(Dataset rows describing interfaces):

- - -

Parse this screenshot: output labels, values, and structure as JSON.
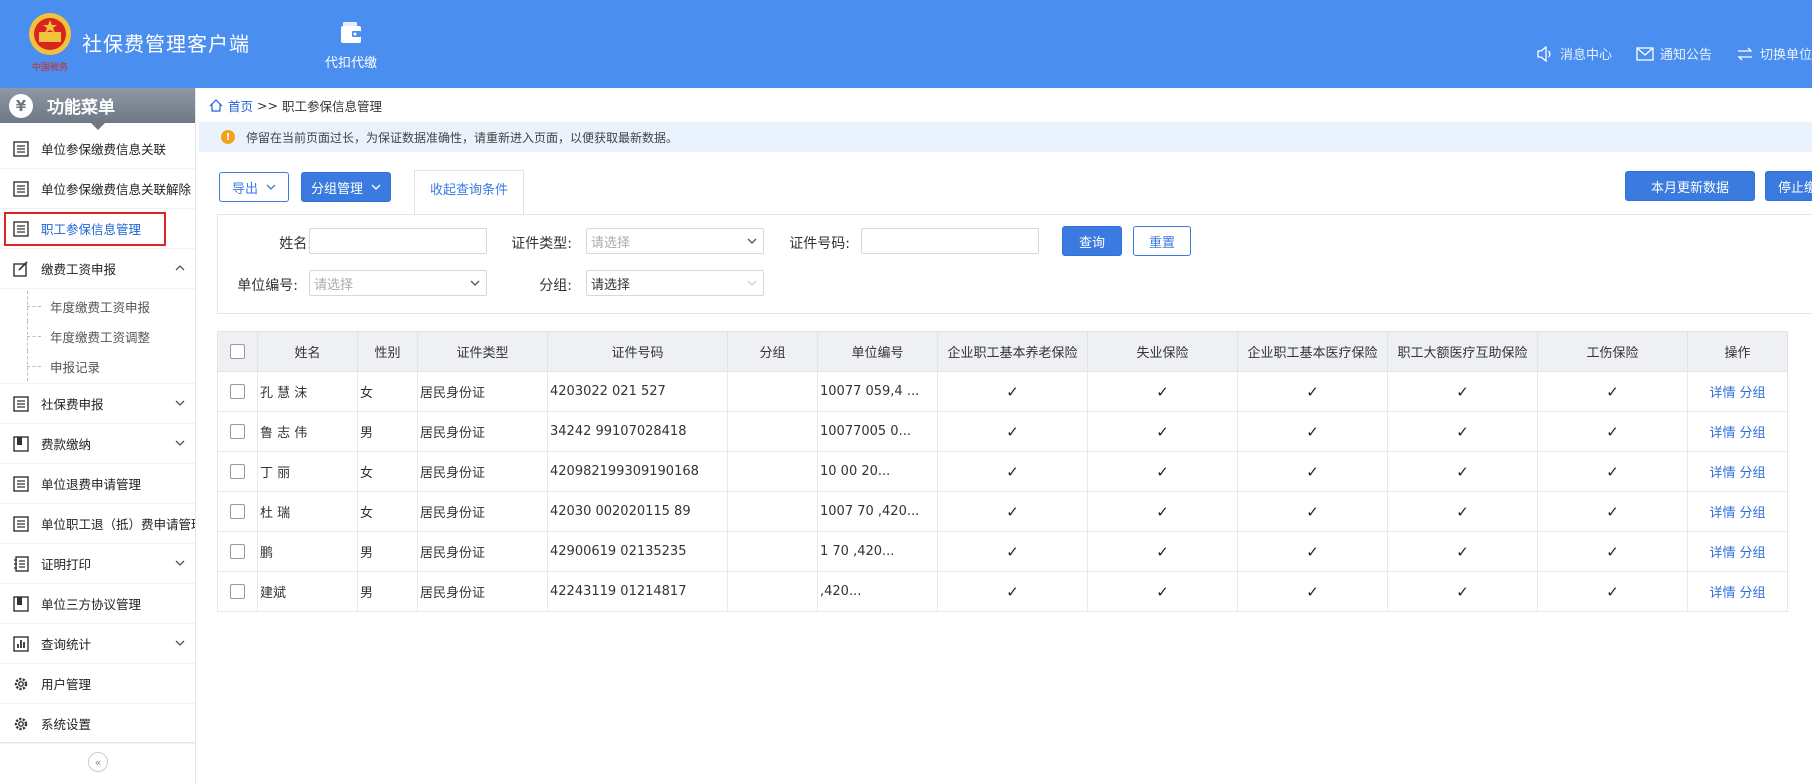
{
  "header": {
    "title": "社保费管理客户端",
    "logo_icon": "national-emblem-icon",
    "nav": [
      {
        "label": "代扣代缴",
        "icon": "wallet-icon"
      }
    ],
    "right": [
      {
        "label": "消息中心",
        "icon": "speaker-icon"
      },
      {
        "label": "通知公告",
        "icon": "mail-icon"
      },
      {
        "label": "切换单位",
        "icon": "swap-icon"
      }
    ],
    "colors": {
      "bg": "#4a8ef0"
    }
  },
  "sidebar": {
    "title": "功能菜单",
    "title_icon": "yen-icon",
    "items": [
      {
        "label": "单位参保缴费信息关联",
        "icon": "list-icon"
      },
      {
        "label": "单位参保缴费信息关联解除",
        "icon": "list-icon"
      },
      {
        "label": "职工参保信息管理",
        "icon": "list-icon",
        "active": true
      },
      {
        "label": "缴费工资申报",
        "icon": "edit-icon",
        "expanded": true,
        "children": [
          "年度缴费工资申报",
          "年度缴费工资调整",
          "申报记录"
        ]
      },
      {
        "label": "社保费申报",
        "icon": "list-icon"
      },
      {
        "label": "费款缴纳",
        "icon": "book-icon"
      },
      {
        "label": "单位退费申请管理",
        "icon": "list-icon"
      },
      {
        "label": "单位职工退（抵）费申请管理",
        "icon": "list-icon"
      },
      {
        "label": "证明打印",
        "icon": "print-list-icon"
      },
      {
        "label": "单位三方协议管理",
        "icon": "book-icon"
      },
      {
        "label": "查询统计",
        "icon": "bar-chart-icon"
      },
      {
        "label": "用户管理",
        "icon": "gear-icon"
      },
      {
        "label": "系统设置",
        "icon": "gear-icon"
      }
    ],
    "collapse_label": "«"
  },
  "breadcrumb": {
    "home": "首页",
    "sep": ">>",
    "current": "职工参保信息管理"
  },
  "notice": {
    "icon_text": "!",
    "text": "停留在当前页面过长，为保证数据准确性，请重新进入页面，以便获取最新数据。"
  },
  "toolbar": {
    "export_label": "导出",
    "group_label": "分组管理",
    "collapse_tab": "收起查询条件",
    "update_label": "本月更新数据",
    "stop_label": "停止缴"
  },
  "filter": {
    "name_label": "姓名:",
    "id_type_label": "证件类型:",
    "id_type_placeholder": "请选择",
    "id_no_label": "证件号码:",
    "unit_label": "单位编号:",
    "unit_placeholder": "请选择",
    "group_label": "分组:",
    "group_value": "请选择",
    "search_label": "查询",
    "reset_label": "重置"
  },
  "table": {
    "headers": [
      "姓名",
      "性别",
      "证件类型",
      "证件号码",
      "分组",
      "单位编号",
      "企业职工基本养老保险",
      "失业保险",
      "企业职工基本医疗保险",
      "职工大额医疗互助保险",
      "工伤保险",
      "操作"
    ],
    "check_mark": "✓",
    "ops": [
      "详情",
      "分组"
    ],
    "rows": [
      {
        "name": "孔 慧 沫",
        "gender": "女",
        "id_type": "居民身份证",
        "id_no": "4203022    021  527",
        "group": "",
        "unit": "10077 059,4 ..."
      },
      {
        "name": "鲁 志 伟",
        "gender": "男",
        "id_type": "居民身份证",
        "id_no": "34242   99107028418",
        "group": "",
        "unit": "10077005    0..."
      },
      {
        "name": "丁  丽",
        "gender": "女",
        "id_type": "居民身份证",
        "id_no": "420982199309190168",
        "group": "",
        "unit": "10    00     20..."
      },
      {
        "name": "杜  瑞",
        "gender": "女",
        "id_type": "居民身份证",
        "id_no": "42030   002020115 89",
        "group": "",
        "unit": "1007 70   ,420..."
      },
      {
        "name": "  鹏",
        "gender": "男",
        "id_type": "居民身份证",
        "id_no": "42900619   02135235",
        "group": "",
        "unit": "1  70    ,420..."
      },
      {
        "name": "  建斌",
        "gender": "男",
        "id_type": "居民身份证",
        "id_no": "42243119  01214817",
        "group": "",
        "unit": "        ,420..."
      }
    ]
  }
}
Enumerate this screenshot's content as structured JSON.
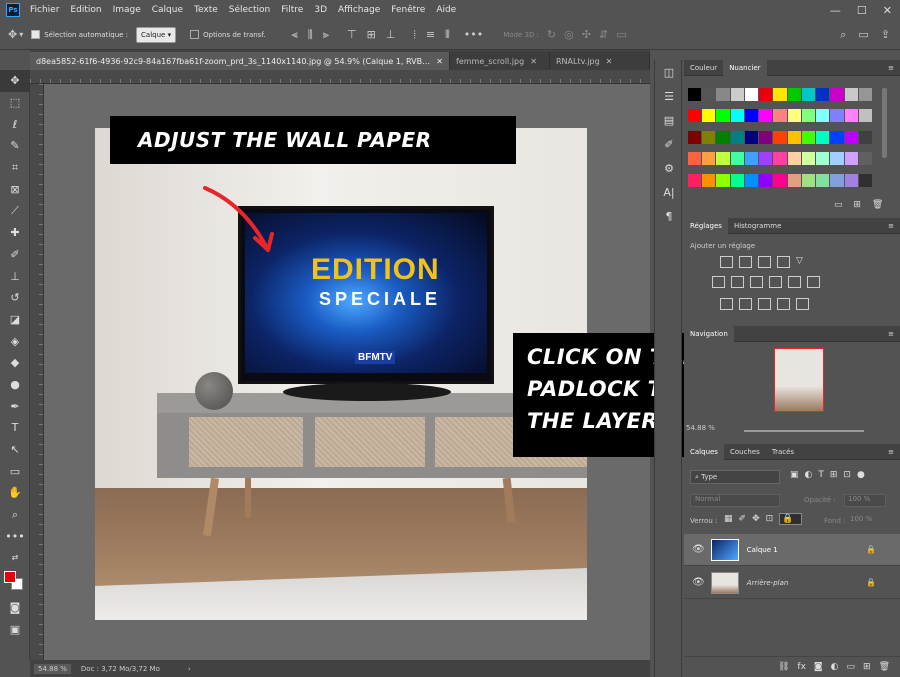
{
  "app": {
    "logo": "Ps"
  },
  "menubar": {
    "items": [
      "Fichier",
      "Edition",
      "Image",
      "Calque",
      "Texte",
      "Sélection",
      "Filtre",
      "3D",
      "Affichage",
      "Fenêtre",
      "Aide"
    ]
  },
  "options": {
    "auto_select_label": "Sélection automatique :",
    "auto_select_target": "Calque",
    "transform_controls_label": "Options de transf.",
    "mode3d_label": "Mode 3D :"
  },
  "tabs": [
    {
      "label": "d8ea5852-61f6-4936-92c9-84a167fba61f-zoom_prd_3s_1140x1140.jpg @ 54.9% (Calque 1, RVB/8) *",
      "active": true
    },
    {
      "label": "femme_scroll.jpg",
      "active": false
    },
    {
      "label": "RNALtv.jpg",
      "active": false
    }
  ],
  "status": {
    "zoom": "54.88 %",
    "doc": "Doc : 3,72 Mo/3,72 Mo"
  },
  "annotations": {
    "wallpaper": "ADJUST THE WALL PAPER",
    "padlock_line1": "CLICK ON THE",
    "padlock_line2": "PADLOCK TO LOCK",
    "padlock_line3": "THE LAYER",
    "arrow_color": "#e8262a"
  },
  "tv": {
    "title": "EDITION",
    "subtitle": "SPECIALE",
    "channel": "BFMTV"
  },
  "swatches_panel": {
    "tabs": [
      "Couleur",
      "Nuancier"
    ]
  },
  "adjust_panel": {
    "tabs": [
      "Réglages",
      "Histogramme"
    ],
    "title": "Ajouter un réglage"
  },
  "navigator_panel": {
    "tab": "Navigation",
    "zoom": "54.88 %"
  },
  "layers_panel": {
    "tabs": [
      "Calques",
      "Couches",
      "Tracés"
    ],
    "filter": "Type",
    "blend_mode": "Normal",
    "opacity_label": "Opacité :",
    "opacity_value": "100 %",
    "lock_label": "Verrou :",
    "fill_label": "Fond :",
    "fill_value": "100 %",
    "layers": [
      {
        "name": "Calque 1",
        "locked": true,
        "selected": true
      },
      {
        "name": "Arrière-plan",
        "locked": true,
        "selected": false
      }
    ]
  },
  "colors": {
    "accent": "#31a8ff",
    "annotation_bg": "#000000",
    "foreground": "#e8000d",
    "background_color": "#ffffff"
  }
}
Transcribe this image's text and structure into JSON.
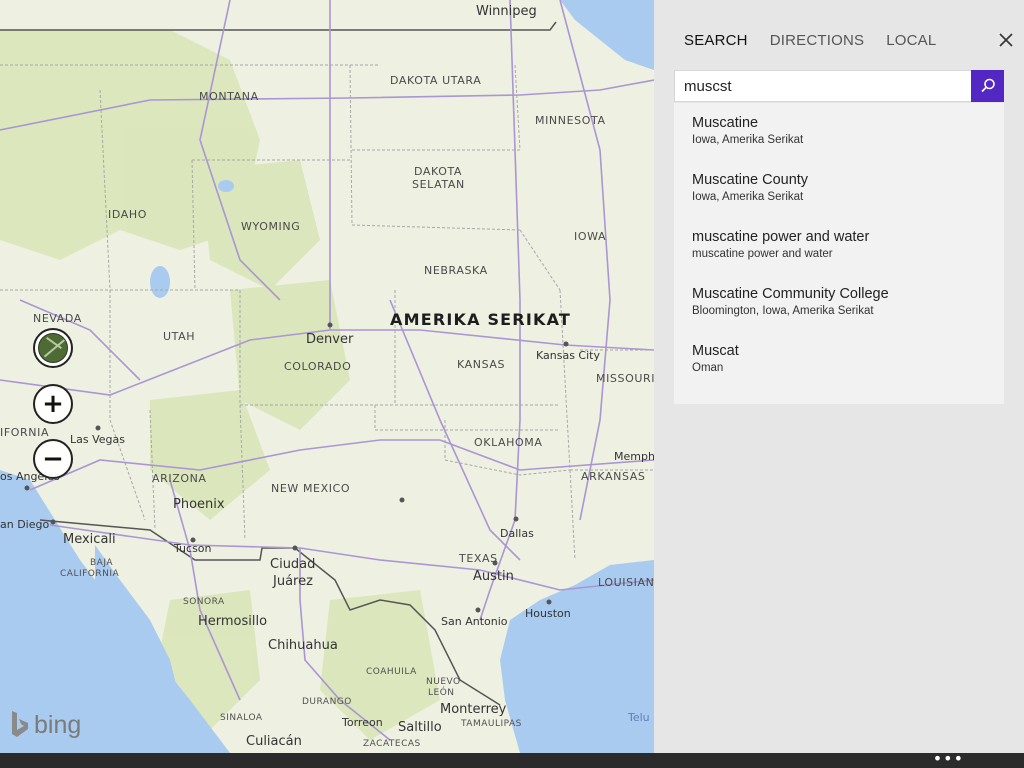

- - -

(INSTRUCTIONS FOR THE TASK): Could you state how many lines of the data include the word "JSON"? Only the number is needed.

(RESPONSE TO THIS EXERCISE): 3